• [Records for processing]

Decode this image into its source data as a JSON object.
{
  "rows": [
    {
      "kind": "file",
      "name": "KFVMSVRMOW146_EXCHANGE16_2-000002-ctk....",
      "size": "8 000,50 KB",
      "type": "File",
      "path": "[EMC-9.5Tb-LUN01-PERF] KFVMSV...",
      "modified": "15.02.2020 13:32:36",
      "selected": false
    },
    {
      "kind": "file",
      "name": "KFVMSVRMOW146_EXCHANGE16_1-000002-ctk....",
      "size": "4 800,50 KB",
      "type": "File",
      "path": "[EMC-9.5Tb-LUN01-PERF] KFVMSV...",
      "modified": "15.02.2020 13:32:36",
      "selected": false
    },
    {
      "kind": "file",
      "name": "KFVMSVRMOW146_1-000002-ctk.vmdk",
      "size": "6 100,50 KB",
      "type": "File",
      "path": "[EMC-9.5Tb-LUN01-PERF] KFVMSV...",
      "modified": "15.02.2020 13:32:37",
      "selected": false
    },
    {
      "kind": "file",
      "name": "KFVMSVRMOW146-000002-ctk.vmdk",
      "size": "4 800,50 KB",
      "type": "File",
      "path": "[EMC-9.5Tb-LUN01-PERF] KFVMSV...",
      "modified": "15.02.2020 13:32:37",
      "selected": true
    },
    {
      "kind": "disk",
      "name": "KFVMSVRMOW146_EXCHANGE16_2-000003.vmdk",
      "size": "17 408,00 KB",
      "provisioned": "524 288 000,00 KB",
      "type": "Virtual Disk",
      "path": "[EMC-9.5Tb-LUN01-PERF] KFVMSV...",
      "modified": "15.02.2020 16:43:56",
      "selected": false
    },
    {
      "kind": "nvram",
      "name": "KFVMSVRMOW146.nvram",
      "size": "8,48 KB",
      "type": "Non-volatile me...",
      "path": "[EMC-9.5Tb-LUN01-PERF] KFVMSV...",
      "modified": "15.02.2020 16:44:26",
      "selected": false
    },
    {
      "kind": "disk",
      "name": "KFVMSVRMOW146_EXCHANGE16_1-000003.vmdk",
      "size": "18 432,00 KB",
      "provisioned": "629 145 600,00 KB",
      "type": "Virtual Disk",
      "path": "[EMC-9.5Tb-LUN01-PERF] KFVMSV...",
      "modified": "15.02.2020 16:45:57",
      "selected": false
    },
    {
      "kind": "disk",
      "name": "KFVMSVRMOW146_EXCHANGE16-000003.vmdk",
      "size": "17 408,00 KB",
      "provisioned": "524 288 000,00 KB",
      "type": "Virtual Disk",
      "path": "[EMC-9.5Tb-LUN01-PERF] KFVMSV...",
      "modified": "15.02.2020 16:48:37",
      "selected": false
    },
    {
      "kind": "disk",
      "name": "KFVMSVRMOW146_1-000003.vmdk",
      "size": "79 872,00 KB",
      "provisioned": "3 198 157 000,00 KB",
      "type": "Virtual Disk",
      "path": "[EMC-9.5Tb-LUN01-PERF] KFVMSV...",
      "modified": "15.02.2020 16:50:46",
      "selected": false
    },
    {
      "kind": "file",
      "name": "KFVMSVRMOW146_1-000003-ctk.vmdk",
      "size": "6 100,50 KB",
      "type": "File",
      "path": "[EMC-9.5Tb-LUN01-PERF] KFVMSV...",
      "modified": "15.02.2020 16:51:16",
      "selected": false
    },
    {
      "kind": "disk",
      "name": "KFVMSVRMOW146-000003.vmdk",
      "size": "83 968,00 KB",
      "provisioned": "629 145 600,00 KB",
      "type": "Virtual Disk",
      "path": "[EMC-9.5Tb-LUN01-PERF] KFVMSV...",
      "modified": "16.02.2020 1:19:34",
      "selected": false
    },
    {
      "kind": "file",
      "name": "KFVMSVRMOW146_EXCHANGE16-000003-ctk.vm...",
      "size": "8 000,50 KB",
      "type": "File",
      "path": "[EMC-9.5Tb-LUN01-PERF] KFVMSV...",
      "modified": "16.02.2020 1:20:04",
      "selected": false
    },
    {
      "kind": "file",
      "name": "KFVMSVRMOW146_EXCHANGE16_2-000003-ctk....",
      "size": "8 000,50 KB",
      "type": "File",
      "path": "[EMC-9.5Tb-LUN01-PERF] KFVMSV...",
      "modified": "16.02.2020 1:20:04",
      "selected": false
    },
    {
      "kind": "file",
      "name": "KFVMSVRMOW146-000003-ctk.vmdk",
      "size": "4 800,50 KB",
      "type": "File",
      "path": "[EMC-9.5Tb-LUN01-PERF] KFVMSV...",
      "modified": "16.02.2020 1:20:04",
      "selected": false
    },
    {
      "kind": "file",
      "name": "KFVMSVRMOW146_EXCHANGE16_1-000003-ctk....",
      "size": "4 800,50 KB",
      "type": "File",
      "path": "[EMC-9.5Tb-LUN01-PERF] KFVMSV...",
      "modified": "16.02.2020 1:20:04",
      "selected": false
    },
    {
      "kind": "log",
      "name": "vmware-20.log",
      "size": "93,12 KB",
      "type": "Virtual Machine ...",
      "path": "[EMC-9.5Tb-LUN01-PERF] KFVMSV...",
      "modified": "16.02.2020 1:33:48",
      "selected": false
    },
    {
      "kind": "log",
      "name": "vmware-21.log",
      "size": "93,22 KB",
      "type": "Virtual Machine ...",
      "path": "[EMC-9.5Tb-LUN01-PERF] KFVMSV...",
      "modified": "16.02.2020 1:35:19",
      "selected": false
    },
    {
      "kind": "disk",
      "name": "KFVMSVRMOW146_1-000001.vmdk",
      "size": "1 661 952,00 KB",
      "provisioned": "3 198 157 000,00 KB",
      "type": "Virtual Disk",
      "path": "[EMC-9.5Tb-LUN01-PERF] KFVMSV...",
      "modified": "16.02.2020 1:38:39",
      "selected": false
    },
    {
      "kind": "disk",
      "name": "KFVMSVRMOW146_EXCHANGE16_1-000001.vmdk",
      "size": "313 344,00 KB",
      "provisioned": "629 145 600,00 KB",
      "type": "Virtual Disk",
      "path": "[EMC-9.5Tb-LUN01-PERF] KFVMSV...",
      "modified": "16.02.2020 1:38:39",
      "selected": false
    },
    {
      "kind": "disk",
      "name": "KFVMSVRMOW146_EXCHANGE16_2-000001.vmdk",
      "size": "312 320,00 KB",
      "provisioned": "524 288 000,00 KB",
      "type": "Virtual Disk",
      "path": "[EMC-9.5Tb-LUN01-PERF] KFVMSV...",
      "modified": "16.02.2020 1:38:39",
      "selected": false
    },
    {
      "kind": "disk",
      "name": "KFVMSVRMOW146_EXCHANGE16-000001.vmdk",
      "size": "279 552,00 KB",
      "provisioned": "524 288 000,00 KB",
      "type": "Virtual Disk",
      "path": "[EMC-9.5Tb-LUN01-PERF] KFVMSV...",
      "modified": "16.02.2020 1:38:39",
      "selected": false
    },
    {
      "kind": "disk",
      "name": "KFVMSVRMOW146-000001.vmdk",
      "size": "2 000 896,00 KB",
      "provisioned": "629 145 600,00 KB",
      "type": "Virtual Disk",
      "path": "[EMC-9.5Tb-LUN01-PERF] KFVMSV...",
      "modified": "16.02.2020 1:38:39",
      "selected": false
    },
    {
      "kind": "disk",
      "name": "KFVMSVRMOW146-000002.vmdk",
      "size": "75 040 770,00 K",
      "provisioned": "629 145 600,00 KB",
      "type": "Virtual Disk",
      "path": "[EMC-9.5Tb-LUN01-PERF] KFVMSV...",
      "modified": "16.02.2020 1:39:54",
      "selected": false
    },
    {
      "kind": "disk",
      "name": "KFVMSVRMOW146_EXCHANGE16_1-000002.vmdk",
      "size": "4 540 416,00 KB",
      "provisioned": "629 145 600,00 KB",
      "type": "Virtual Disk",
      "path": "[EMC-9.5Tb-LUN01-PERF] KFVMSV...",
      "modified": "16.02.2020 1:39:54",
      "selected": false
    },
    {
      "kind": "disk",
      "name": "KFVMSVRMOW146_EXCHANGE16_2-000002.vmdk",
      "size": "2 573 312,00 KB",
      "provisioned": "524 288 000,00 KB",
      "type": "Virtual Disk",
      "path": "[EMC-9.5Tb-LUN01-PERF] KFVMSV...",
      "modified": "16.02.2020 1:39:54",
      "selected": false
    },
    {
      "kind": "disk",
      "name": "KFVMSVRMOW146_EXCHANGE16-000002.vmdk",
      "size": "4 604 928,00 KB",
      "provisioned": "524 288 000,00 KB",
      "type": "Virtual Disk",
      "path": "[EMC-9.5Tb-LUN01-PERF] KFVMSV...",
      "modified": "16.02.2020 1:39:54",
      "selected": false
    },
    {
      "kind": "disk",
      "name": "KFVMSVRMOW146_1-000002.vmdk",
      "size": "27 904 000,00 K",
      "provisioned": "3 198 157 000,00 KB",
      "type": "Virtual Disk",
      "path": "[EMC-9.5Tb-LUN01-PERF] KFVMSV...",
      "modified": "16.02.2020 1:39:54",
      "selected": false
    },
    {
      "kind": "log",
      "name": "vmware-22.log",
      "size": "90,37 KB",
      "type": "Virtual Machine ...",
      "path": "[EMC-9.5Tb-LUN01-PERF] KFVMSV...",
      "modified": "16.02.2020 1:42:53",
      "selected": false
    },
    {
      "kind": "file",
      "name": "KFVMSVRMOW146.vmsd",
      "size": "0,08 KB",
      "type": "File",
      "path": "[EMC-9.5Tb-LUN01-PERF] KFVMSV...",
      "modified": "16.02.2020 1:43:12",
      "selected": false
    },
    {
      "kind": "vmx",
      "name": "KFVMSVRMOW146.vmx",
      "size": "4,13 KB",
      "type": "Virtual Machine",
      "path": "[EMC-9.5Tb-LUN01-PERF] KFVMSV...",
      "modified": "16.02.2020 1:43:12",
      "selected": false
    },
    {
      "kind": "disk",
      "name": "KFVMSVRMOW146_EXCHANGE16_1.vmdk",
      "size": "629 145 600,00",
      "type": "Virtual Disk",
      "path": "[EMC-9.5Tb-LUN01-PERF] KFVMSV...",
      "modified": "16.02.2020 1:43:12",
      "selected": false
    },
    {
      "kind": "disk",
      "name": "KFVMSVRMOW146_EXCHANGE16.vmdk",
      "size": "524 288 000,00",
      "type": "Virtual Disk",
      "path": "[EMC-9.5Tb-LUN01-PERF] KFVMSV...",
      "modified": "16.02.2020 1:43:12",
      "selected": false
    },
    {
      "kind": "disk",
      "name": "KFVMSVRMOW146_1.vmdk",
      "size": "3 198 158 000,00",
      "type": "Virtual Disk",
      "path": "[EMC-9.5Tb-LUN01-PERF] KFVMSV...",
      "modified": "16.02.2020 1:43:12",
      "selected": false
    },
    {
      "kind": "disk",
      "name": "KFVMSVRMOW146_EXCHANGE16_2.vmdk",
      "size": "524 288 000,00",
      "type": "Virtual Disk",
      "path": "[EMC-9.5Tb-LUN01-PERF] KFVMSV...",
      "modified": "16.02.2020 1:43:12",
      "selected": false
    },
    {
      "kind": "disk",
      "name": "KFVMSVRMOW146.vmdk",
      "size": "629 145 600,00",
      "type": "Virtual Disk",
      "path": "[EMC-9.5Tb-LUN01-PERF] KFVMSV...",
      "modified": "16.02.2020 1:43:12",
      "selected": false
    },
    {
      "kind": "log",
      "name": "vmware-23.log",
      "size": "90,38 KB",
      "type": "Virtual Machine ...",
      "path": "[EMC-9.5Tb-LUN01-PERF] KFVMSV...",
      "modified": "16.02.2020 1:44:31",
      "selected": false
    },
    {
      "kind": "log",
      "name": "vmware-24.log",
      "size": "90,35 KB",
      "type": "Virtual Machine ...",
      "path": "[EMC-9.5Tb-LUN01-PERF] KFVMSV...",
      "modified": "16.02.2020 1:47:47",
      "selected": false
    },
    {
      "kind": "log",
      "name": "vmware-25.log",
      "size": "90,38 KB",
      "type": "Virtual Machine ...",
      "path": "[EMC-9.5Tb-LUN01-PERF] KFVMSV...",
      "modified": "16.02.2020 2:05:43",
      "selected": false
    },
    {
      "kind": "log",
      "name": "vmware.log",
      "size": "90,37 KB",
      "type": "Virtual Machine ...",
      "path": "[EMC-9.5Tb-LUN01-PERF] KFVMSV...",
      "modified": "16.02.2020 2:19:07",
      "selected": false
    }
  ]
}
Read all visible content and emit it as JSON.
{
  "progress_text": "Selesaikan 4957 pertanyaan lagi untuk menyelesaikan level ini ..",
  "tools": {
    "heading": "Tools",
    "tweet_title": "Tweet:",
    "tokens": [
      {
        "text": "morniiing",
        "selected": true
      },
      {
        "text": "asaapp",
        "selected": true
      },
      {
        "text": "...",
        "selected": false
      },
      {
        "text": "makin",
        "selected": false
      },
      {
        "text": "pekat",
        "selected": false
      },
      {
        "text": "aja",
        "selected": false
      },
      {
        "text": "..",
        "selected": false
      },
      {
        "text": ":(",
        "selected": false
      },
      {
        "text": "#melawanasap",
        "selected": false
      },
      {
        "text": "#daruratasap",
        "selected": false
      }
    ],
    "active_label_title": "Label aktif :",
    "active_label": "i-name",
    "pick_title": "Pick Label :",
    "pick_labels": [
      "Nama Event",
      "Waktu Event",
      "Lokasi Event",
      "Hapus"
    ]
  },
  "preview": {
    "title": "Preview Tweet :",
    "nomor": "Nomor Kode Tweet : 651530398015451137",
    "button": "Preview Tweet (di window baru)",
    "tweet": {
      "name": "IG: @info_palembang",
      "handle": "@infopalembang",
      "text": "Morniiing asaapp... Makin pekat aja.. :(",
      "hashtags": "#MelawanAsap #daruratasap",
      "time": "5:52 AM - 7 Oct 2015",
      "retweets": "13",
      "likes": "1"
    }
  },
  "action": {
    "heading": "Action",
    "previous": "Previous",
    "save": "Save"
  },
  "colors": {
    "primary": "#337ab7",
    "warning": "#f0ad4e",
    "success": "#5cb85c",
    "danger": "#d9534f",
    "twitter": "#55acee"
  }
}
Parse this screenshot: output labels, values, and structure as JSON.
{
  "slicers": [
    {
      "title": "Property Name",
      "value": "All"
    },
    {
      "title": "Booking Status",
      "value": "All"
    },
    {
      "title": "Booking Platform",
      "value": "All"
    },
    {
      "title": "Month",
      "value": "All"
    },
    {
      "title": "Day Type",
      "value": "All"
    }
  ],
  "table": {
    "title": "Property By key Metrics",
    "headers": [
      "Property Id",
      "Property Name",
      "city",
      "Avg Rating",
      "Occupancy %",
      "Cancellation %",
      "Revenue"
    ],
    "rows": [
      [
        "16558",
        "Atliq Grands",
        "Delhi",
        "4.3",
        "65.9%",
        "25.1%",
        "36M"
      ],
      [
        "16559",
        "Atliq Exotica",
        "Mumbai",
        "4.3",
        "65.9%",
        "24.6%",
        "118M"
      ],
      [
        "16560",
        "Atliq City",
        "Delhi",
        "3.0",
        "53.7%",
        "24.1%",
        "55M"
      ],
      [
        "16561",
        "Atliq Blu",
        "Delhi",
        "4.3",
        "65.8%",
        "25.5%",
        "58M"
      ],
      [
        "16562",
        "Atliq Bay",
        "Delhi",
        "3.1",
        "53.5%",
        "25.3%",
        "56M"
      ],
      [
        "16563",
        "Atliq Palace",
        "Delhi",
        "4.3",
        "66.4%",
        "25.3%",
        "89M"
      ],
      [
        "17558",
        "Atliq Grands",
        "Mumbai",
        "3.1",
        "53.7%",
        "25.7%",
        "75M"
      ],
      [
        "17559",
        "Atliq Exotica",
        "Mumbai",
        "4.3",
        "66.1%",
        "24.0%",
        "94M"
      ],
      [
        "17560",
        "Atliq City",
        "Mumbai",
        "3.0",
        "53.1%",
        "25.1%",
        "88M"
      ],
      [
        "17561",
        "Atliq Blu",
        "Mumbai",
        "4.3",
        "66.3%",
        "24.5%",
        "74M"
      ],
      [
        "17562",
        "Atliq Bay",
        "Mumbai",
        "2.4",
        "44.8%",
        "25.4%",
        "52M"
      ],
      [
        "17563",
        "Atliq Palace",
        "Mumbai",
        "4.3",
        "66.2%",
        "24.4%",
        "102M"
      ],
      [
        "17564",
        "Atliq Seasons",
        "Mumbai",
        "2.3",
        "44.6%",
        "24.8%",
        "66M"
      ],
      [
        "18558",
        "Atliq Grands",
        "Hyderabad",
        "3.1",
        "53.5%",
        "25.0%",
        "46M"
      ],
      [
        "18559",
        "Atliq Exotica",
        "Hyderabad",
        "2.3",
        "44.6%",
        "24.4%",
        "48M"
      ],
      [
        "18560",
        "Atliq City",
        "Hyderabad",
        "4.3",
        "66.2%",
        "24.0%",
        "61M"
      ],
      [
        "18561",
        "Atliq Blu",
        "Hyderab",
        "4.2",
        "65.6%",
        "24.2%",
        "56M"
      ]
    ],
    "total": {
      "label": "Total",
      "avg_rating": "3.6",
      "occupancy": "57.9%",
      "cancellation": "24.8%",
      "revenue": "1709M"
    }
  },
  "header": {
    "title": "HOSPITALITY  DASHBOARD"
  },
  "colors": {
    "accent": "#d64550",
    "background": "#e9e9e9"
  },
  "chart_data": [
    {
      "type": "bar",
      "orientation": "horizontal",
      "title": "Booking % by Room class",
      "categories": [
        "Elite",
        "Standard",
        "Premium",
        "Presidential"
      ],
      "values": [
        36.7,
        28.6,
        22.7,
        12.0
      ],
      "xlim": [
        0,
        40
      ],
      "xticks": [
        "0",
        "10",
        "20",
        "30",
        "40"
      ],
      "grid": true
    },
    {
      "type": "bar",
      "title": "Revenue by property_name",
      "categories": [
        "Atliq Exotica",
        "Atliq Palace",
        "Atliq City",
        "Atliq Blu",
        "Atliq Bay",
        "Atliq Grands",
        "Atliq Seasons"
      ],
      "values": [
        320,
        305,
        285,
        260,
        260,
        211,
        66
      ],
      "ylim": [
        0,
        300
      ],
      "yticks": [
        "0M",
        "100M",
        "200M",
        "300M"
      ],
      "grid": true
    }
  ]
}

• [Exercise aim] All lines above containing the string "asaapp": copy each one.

• [Solution to the exercise]
        "text": "asaapp",
      "text": "Morniiing asaapp... Makin pekat aja.. :(",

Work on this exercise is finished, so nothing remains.